First published in Dreich, Issue 10, Autumn 2020 (Scotland)
If you walk into the room and many are meditating how will you know which is the teacher, which the students?
If one sits on a higher platform will you assume him teacher and ask the depth of his Zen. If he comes down to you and says he has no depth to offer do not think him a fool. When you sit at the bottom of the ocean and look down the water beneath you is shallow but the surface of the sea cannot be seen.
There was nothing he liked more than wandering along the shore early in the morning, before the rakes and people arrived, just to see what the night had washed in on the now departed high tide. There would be shells of course, but rarely one he didn’t have already in profusion, and the occasional jellyfish which he would flag for the lifeguards to remove later. He always hoped for a bottle with a message in it, from some far off place, or containing a cry for help, but all he had found were plastic soda bottles, a few he was surprised to see, with labels in Portuguese, from Brazil, he imagined, until it became clear from the other trash, that they were from a ship jettisoning garbage into the ocean he called mother.

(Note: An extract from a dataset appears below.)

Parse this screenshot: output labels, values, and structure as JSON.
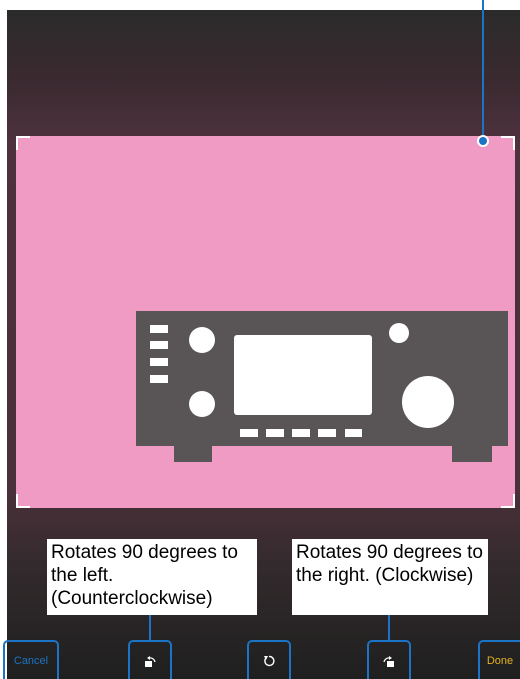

He feels like a rock cast into a river partially rising above the water now forced to flow around him. It pulls at him, seems to say you belong in the sea, let us carry you there, but he can no longer move and knows he will meet the ocean in bits pulled off by the jetsam of other people’s lives as it flows past him on this leg of its endless journey.